-- Dataset records follows --

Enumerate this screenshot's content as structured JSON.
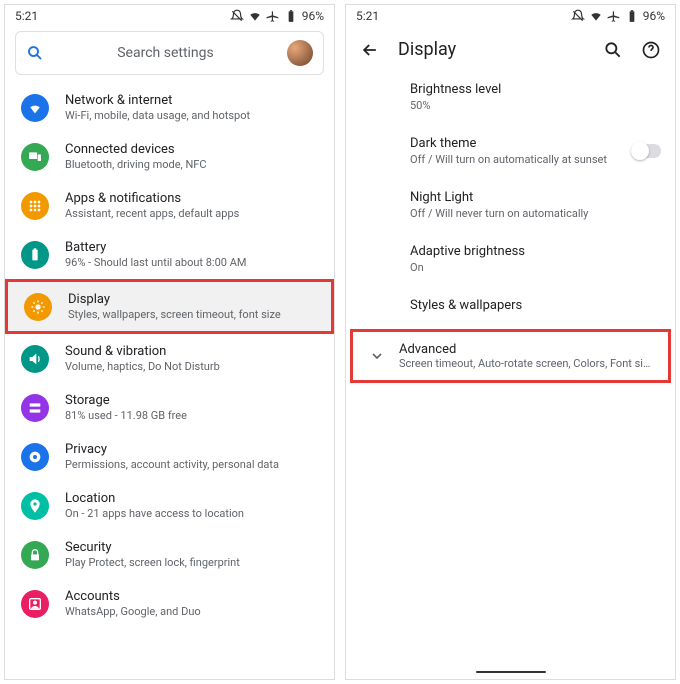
{
  "status": {
    "time": "5:21",
    "battery": "96%"
  },
  "search": {
    "placeholder": "Search settings"
  },
  "settings": [
    {
      "icon": "wifi",
      "color": "#1a73e8",
      "title": "Network & internet",
      "sub": "Wi-Fi, mobile, data usage, and hotspot"
    },
    {
      "icon": "devices",
      "color": "#34a853",
      "title": "Connected devices",
      "sub": "Bluetooth, driving mode, NFC"
    },
    {
      "icon": "apps",
      "color": "#f29900",
      "title": "Apps & notifications",
      "sub": "Assistant, recent apps, default apps"
    },
    {
      "icon": "battery",
      "color": "#009688",
      "title": "Battery",
      "sub": "96% - Should last until about 8:00 AM"
    },
    {
      "icon": "display",
      "color": "#f29900",
      "title": "Display",
      "sub": "Styles, wallpapers, screen timeout, font size",
      "highlight": true
    },
    {
      "icon": "sound",
      "color": "#009688",
      "title": "Sound & vibration",
      "sub": "Volume, haptics, Do Not Disturb"
    },
    {
      "icon": "storage",
      "color": "#9334e6",
      "title": "Storage",
      "sub": "81% used - 11.98 GB free"
    },
    {
      "icon": "privacy",
      "color": "#1a73e8",
      "title": "Privacy",
      "sub": "Permissions, account activity, personal data"
    },
    {
      "icon": "location",
      "color": "#00bfa5",
      "title": "Location",
      "sub": "On - 21 apps have access to location"
    },
    {
      "icon": "security",
      "color": "#34a853",
      "title": "Security",
      "sub": "Play Protect, screen lock, fingerprint"
    },
    {
      "icon": "accounts",
      "color": "#e91e63",
      "title": "Accounts",
      "sub": "WhatsApp, Google, and Duo"
    }
  ],
  "display": {
    "title": "Display",
    "items": [
      {
        "title": "Brightness level",
        "sub": "50%"
      },
      {
        "title": "Dark theme",
        "sub": "Off / Will turn on automatically at sunset",
        "toggle": true
      },
      {
        "title": "Night Light",
        "sub": "Off / Will never turn on automatically"
      },
      {
        "title": "Adaptive brightness",
        "sub": "On"
      },
      {
        "title": "Styles & wallpapers",
        "sub": ""
      }
    ],
    "advanced": {
      "title": "Advanced",
      "sub": "Screen timeout, Auto-rotate screen, Colors, Font size, Di..."
    }
  }
}
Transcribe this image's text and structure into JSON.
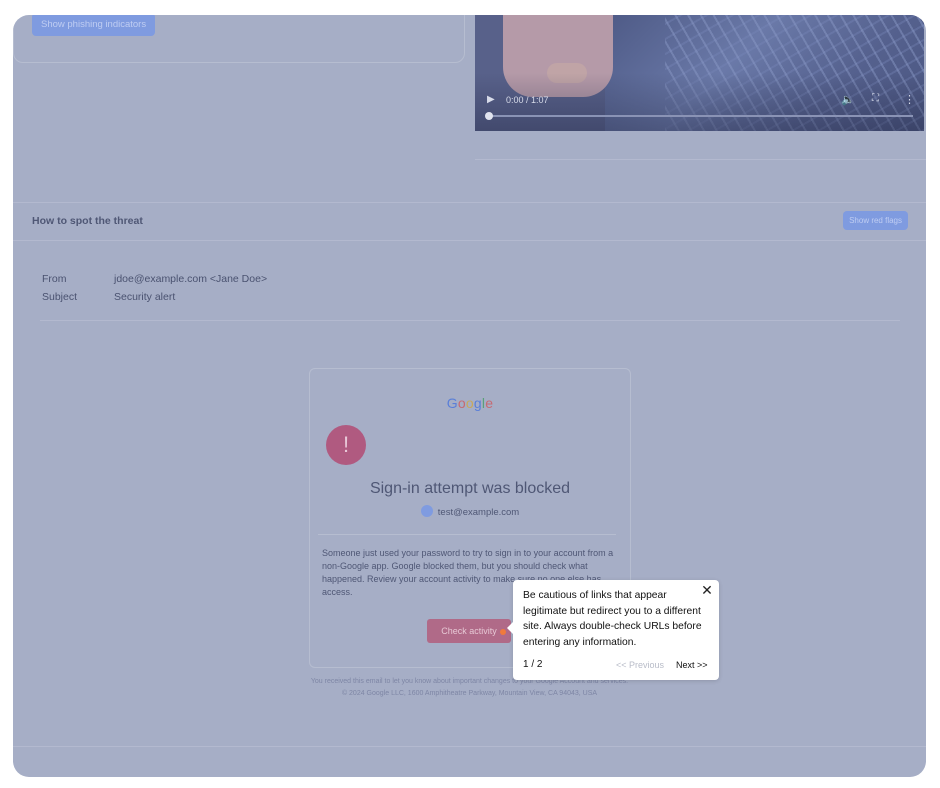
{
  "top": {
    "phishing_button": "Show phishing indicators"
  },
  "video": {
    "time": "0:00 / 1:07",
    "play_icon": "play-icon",
    "volume_icon": "volume-icon",
    "fullscreen_icon": "fullscreen-icon",
    "more_icon": "more-vertical-icon",
    "progress": 0.0
  },
  "threat": {
    "title": "How to spot the threat",
    "flags_button": "Show red flags"
  },
  "email_meta": {
    "from_label": "From",
    "from_value": "jdoe@example.com <Jane Doe>",
    "subject_label": "Subject",
    "subject_value": "Security alert"
  },
  "email": {
    "logo": [
      "G",
      "o",
      "o",
      "g",
      "l",
      "e"
    ],
    "logo_colors": [
      "#5a7fd8",
      "#c66a73",
      "#c9a95a",
      "#5a7fd8",
      "#5aa07a",
      "#c66a73"
    ],
    "alert_icon": "!",
    "title": "Sign-in attempt was blocked",
    "user": "test@example.com",
    "body": "Someone just used your password to try to sign in to your account from a non-Google app. Google blocked them, but you should check what happened. Review your account activity to make sure no one else has access.",
    "button": "Check activity",
    "footer_line1": "You received this email to let you know about important changes to your Google Account and services.",
    "footer_line2": "© 2024 Google LLC, 1600 Amphitheatre Parkway, Mountain View, CA 94043, USA"
  },
  "tooltip": {
    "text": "Be cautious of links that appear legitimate but redirect you to a different site. Always double-check URLs before entering any information.",
    "step": "1 / 2",
    "previous": "<< Previous",
    "next": "Next >>",
    "close_icon": "close-icon"
  },
  "colors": {
    "overlay": "#a6aec6",
    "accent_button": "#7f9be0",
    "danger": "#b05a80",
    "hotspot": "#f07a3c"
  }
}
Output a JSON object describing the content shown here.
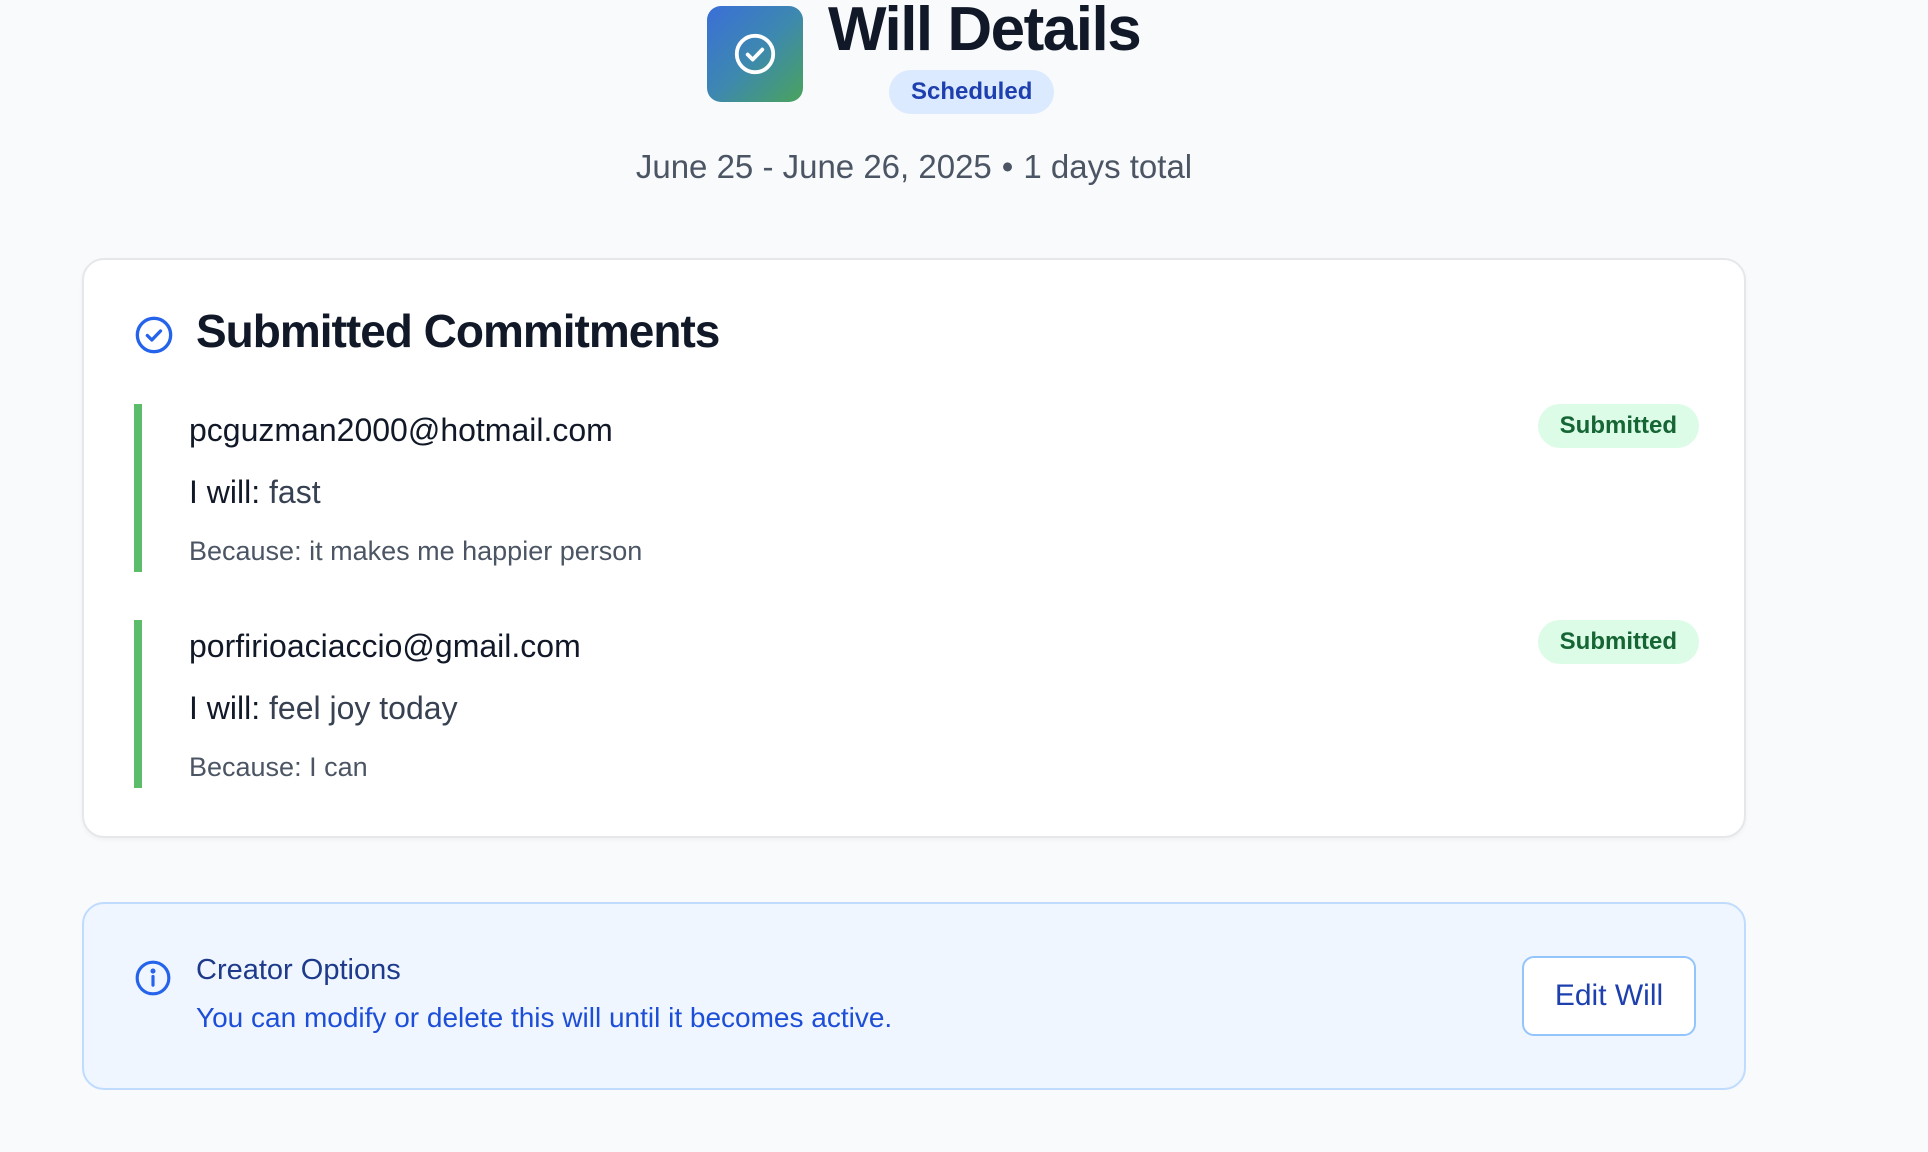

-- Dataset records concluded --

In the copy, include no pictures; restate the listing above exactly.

Task output -
Enumerate this screenshot's content as structured JSON.
{
  "status": {
    "time": "5:21",
    "battery": "96%"
  },
  "search": {
    "placeholder": "Search settings"
  },
  "settings": [
    {
      "icon": "wifi",
      "color": "#1a73e8",
      "title": "Network & internet",
      "sub": "Wi-Fi, mobile, data usage, and hotspot"
    },
    {
      "icon": "devices",
      "color": "#34a853",
      "title": "Connected devices",
      "sub": "Bluetooth, driving mode, NFC"
    },
    {
      "icon": "apps",
      "color": "#f29900",
      "title": "Apps & notifications",
      "sub": "Assistant, recent apps, default apps"
    },
    {
      "icon": "battery",
      "color": "#009688",
      "title": "Battery",
      "sub": "96% - Should last until about 8:00 AM"
    },
    {
      "icon": "display",
      "color": "#f29900",
      "title": "Display",
      "sub": "Styles, wallpapers, screen timeout, font size",
      "highlight": true
    },
    {
      "icon": "sound",
      "color": "#009688",
      "title": "Sound & vibration",
      "sub": "Volume, haptics, Do Not Disturb"
    },
    {
      "icon": "storage",
      "color": "#9334e6",
      "title": "Storage",
      "sub": "81% used - 11.98 GB free"
    },
    {
      "icon": "privacy",
      "color": "#1a73e8",
      "title": "Privacy",
      "sub": "Permissions, account activity, personal data"
    },
    {
      "icon": "location",
      "color": "#00bfa5",
      "title": "Location",
      "sub": "On - 21 apps have access to location"
    },
    {
      "icon": "security",
      "color": "#34a853",
      "title": "Security",
      "sub": "Play Protect, screen lock, fingerprint"
    },
    {
      "icon": "accounts",
      "color": "#e91e63",
      "title": "Accounts",
      "sub": "WhatsApp, Google, and Duo"
    }
  ],
  "display": {
    "title": "Display",
    "items": [
      {
        "title": "Brightness level",
        "sub": "50%"
      },
      {
        "title": "Dark theme",
        "sub": "Off / Will turn on automatically at sunset",
        "toggle": true
      },
      {
        "title": "Night Light",
        "sub": "Off / Will never turn on automatically"
      },
      {
        "title": "Adaptive brightness",
        "sub": "On"
      },
      {
        "title": "Styles & wallpapers",
        "sub": ""
      }
    ],
    "advanced": {
      "title": "Advanced",
      "sub": "Screen timeout, Auto-rotate screen, Colors, Font size, Di..."
    }
  }
}
Transcribe this image's text and structure into JSON.
{
  "top": {
    "phishing_button": "Show phishing indicators"
  },
  "video": {
    "time": "0:00 / 1:07",
    "play_icon": "play-icon",
    "volume_icon": "volume-icon",
    "fullscreen_icon": "fullscreen-icon",
    "more_icon": "more-vertical-icon",
    "progress": 0.0
  },
  "threat": {
    "title": "How to spot the threat",
    "flags_button": "Show red flags"
  },
  "email_meta": {
    "from_label": "From",
    "from_value": "jdoe@example.com <Jane Doe>",
    "subject_label": "Subject",
    "subject_value": "Security alert"
  },
  "email": {
    "logo": [
      "G",
      "o",
      "o",
      "g",
      "l",
      "e"
    ],
    "logo_colors": [
      "#5a7fd8",
      "#c66a73",
      "#c9a95a",
      "#5a7fd8",
      "#5aa07a",
      "#c66a73"
    ],
    "alert_icon": "!",
    "title": "Sign-in attempt was blocked",
    "user": "test@example.com",
    "body": "Someone just used your password to try to sign in to your account from a non-Google app. Google blocked them, but you should check what happened. Review your account activity to make sure no one else has access.",
    "button": "Check activity",
    "footer_line1": "You received this email to let you know about important changes to your Google Account and services.",
    "footer_line2": "© 2024 Google LLC, 1600 Amphitheatre Parkway, Mountain View, CA 94043, USA"
  },
  "tooltip": {
    "text": "Be cautious of links that appear legitimate but redirect you to a different site. Always double-check URLs before entering any information.",
    "step": "1 / 2",
    "previous": "<< Previous",
    "next": "Next >>",
    "close_icon": "close-icon"
  },
  "colors": {
    "overlay": "#a6aec6",
    "accent_button": "#7f9be0",
    "danger": "#b05a80",
    "hotspot": "#f07a3c"
  }
}
Output a JSON object describing the content shown here.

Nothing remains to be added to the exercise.